After starting the “Conceptualising Football” series, I would like to launch the “Breaking the myth” series. It will be composed by few articles covering some “absolute truths” about the game that I personally strongly disagree and hope to show to the readers that perhaps with all modesty, I might be right.
The first episode of this series is based on a conversation I had last week with a Tottenham fan. According to him, Harry Kane should be called up to the National English Team as he has been scoring tons of goals. In his opinion, the only and most important role of the striker is to be there (in his own words – whatever that means) to score. In my opinion this is wrong for various reasons:
- The act of finishing is just a sub-moment of the game;
- There is no such thing as unique “specialisation” (on TOP teams);
As it was explained on the previous article “Conceptualising Football”, there are four different moments in the game. Finishing is a sub-moment within the Attacking Organisation Phase, occurring after a defense-attack transition or in detached situations such as free-kicks and set-pieces. I will deliberately ignore free-kicks and set-pieces from the discussion because they are very specific situations. Roberto Carlos and Juninho were two good examples of two great free-kicks specialists, very effective finishers in that specific sub-moment of the game, however they could never be considered to be strong finishers.

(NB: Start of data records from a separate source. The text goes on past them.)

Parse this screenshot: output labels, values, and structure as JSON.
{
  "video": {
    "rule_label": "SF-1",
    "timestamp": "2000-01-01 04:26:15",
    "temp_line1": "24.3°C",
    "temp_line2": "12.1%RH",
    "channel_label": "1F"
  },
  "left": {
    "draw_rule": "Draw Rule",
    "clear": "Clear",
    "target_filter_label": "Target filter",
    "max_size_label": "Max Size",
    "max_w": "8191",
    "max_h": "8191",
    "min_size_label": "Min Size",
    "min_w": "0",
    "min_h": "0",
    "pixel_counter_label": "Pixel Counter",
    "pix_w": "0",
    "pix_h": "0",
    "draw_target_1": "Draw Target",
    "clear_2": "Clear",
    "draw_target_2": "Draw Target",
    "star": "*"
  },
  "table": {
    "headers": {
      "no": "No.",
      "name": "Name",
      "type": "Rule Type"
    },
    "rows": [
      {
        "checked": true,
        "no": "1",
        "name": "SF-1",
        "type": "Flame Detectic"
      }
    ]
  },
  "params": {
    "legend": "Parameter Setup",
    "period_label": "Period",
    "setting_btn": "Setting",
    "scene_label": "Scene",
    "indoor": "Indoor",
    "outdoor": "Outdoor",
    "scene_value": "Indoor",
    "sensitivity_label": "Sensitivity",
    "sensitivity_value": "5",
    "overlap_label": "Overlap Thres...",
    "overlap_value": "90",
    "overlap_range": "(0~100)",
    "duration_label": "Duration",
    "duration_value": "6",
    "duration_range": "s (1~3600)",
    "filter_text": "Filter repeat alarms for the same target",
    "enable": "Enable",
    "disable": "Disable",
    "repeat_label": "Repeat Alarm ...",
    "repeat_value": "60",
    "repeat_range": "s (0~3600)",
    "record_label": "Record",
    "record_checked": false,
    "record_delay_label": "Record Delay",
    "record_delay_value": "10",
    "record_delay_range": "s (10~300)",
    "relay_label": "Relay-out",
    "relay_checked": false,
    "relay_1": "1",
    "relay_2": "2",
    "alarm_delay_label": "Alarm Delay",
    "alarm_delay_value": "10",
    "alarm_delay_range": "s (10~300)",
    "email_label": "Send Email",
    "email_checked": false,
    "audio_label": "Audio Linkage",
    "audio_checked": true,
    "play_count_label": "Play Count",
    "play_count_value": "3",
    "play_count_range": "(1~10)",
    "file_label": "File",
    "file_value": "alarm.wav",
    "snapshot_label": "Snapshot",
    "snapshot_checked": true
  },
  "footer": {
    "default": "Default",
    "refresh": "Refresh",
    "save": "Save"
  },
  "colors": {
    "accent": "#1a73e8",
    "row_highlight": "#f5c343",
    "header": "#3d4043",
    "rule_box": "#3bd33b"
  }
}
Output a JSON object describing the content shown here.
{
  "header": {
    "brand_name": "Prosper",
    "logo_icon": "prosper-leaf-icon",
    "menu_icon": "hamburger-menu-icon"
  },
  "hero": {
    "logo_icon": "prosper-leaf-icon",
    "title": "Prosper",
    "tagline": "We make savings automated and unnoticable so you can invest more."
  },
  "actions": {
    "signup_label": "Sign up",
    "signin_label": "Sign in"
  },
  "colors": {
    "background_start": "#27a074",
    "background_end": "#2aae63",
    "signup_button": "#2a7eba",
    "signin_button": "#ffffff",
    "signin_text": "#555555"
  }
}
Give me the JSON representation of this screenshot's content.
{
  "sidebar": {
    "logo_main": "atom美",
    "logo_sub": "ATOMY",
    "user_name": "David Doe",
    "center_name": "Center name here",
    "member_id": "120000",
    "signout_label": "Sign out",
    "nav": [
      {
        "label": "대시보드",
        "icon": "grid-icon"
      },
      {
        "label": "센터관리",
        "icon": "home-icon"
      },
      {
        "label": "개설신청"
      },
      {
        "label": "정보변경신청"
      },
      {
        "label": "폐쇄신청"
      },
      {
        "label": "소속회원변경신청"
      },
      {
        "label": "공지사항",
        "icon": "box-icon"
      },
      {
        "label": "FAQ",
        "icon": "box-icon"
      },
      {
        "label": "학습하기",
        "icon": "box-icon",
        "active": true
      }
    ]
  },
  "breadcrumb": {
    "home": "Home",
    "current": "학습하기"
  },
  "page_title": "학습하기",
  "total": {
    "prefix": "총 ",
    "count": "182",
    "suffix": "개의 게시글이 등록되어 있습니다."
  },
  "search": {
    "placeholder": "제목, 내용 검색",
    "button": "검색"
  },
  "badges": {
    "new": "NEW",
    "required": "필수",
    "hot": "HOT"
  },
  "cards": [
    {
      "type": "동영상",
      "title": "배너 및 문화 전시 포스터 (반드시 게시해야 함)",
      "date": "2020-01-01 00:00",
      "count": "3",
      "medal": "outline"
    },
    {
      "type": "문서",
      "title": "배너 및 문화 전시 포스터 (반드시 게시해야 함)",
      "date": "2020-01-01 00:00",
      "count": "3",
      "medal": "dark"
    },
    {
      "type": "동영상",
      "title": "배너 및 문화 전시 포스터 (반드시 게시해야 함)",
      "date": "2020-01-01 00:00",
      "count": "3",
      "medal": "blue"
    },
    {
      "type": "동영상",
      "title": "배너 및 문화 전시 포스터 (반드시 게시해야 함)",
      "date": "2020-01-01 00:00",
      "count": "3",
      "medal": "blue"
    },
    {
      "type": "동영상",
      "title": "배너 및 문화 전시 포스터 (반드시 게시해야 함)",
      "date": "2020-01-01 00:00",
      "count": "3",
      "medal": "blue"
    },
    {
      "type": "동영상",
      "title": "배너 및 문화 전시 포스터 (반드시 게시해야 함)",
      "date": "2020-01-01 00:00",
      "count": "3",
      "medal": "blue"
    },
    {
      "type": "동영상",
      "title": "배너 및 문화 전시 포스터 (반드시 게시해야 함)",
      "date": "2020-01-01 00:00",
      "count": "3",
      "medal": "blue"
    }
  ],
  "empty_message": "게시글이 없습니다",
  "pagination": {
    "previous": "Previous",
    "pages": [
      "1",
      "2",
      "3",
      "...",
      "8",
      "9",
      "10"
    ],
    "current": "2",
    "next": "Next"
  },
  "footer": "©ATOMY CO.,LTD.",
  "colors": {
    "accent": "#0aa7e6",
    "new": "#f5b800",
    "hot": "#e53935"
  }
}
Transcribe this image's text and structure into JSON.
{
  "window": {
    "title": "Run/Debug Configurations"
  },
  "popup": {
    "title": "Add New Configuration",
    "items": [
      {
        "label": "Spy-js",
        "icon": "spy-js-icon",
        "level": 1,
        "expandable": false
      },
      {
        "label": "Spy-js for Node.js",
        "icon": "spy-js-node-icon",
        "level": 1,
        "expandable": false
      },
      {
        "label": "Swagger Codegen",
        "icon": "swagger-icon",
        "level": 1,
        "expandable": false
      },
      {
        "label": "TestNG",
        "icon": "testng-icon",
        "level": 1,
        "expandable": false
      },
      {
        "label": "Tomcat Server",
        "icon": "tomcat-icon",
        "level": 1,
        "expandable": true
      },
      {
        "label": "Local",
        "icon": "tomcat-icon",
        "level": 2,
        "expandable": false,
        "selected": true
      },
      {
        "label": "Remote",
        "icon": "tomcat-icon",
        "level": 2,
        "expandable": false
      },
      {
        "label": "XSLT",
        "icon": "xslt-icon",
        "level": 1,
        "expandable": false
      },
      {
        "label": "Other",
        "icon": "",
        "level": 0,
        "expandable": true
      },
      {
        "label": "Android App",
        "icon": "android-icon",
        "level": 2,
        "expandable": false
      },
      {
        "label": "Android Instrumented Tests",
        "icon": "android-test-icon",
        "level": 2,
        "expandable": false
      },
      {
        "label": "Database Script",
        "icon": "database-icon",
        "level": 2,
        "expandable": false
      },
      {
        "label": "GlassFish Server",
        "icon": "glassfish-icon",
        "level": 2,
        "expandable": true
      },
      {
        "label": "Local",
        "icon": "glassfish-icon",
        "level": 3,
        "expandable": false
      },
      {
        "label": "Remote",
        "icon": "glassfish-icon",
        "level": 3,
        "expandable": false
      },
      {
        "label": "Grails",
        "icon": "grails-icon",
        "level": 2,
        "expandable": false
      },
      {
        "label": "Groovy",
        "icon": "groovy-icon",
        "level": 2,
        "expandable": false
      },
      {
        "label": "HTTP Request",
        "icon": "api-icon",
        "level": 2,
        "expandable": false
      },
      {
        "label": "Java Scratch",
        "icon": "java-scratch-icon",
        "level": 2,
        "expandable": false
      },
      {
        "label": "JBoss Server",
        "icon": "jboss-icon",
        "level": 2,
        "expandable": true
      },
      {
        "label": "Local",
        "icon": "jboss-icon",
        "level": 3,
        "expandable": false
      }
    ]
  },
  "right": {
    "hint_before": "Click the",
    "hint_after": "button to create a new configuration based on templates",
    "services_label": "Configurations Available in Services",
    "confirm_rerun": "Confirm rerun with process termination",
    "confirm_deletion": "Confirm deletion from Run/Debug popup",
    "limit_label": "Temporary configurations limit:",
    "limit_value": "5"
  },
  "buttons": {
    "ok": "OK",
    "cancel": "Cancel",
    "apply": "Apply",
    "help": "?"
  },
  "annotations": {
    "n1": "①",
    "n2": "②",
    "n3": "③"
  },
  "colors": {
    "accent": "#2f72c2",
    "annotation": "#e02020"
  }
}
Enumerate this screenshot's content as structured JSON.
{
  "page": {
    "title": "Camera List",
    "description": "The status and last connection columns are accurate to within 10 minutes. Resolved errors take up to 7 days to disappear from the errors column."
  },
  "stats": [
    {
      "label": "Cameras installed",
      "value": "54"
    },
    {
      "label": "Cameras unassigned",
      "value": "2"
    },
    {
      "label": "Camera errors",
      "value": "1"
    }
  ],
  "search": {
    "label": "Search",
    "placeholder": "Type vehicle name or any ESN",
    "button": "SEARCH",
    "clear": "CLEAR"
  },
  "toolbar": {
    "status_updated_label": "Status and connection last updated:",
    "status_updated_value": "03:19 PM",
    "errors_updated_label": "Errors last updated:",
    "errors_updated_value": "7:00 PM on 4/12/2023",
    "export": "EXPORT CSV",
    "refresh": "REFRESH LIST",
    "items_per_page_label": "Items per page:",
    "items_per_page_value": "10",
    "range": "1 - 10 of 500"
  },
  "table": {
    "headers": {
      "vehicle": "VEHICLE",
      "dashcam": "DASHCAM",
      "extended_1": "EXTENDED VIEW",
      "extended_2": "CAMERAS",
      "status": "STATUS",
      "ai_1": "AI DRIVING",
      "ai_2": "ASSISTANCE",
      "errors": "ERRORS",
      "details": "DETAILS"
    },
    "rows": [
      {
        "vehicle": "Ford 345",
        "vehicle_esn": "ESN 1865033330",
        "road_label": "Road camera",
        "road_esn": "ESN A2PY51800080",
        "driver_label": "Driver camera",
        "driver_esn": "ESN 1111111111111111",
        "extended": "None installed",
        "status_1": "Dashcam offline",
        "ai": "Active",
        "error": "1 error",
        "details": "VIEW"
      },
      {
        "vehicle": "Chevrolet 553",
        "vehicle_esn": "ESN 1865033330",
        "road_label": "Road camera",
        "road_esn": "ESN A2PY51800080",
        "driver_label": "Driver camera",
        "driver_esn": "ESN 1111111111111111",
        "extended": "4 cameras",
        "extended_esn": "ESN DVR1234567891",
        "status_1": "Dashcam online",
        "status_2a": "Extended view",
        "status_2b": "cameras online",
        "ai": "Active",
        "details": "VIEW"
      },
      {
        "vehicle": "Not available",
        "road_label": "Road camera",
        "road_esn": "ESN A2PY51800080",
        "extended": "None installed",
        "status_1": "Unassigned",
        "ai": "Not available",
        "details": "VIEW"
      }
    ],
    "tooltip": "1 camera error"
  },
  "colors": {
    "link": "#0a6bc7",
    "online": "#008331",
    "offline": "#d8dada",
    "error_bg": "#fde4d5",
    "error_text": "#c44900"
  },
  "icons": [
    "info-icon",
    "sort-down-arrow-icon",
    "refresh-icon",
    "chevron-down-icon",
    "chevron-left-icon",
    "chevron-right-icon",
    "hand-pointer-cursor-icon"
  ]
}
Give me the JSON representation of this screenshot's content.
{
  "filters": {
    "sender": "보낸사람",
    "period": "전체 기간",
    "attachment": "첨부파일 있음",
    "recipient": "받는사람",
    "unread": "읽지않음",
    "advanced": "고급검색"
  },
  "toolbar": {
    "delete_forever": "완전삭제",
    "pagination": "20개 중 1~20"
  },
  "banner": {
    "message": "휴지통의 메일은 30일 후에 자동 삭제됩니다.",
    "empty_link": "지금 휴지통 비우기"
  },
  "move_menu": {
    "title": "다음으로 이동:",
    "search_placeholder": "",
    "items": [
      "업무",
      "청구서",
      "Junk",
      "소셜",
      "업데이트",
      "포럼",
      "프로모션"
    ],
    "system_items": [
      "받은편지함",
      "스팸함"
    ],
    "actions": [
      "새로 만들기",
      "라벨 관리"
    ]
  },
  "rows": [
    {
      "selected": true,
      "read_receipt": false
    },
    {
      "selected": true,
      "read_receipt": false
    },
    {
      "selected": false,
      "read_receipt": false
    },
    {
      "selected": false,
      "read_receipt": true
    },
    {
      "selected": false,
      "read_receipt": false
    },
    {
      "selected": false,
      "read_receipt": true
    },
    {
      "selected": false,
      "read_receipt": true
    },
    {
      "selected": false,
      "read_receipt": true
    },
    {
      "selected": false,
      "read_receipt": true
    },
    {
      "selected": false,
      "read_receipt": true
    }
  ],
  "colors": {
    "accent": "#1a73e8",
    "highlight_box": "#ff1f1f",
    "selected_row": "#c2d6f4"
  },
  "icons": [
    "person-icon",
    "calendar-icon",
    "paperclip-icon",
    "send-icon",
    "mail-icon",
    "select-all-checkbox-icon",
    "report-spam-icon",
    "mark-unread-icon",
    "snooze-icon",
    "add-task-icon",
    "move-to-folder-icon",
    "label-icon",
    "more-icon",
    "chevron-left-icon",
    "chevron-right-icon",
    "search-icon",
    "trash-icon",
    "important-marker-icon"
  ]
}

In first place, thinking of finishing as a sub-moment of those two main moments of the game and understanding the game of a constant flow of moments interconnected to one another, we arrive to one simple conclusion: the weight of the different actions within the different sub-moments cannot be measurable. How can possibly be said that the action of centre forward who completes a dummy run to attract and drag the center’s back in order to clear up space for an inside run of a winger (sub-moment – building up attacking play), is less important, than the action of scoring (sub-moment – finishing)?
In the case of last weekend’s match between FC Porto and Sporting Lisbon (http://footyroom.com/fc-porto-3-0-sporting-lisbon-2015-03/) should Cristian Tello’s scoring action be considered more important than the heel flick from Jackson Martinez who leaves the three defenders behind the ball and Tello facing the goal 1v1 against the GK?
Secondly, an invaluable lesson that Guardiola’s Barcelona in the past and Bayern Munich in the present, is that football is undeniably moving to an era where the players are becoming less ‘role specialists’ and more of a ‘moments of game specialists’.In other words this means that in top teams, most of the players know what to do in the different moments of the game, depending on their (and their teammates’) momentary position on pitch. All this within a greater collective organisation (Game Model). For the exact same reason, that’s why Lahm can play as a defensive midfielder with Guardiola, when he has played all his career as a full-back. This also supports the assertion that fixed game organisations are less important than the dynamics resulting from players’ interaction.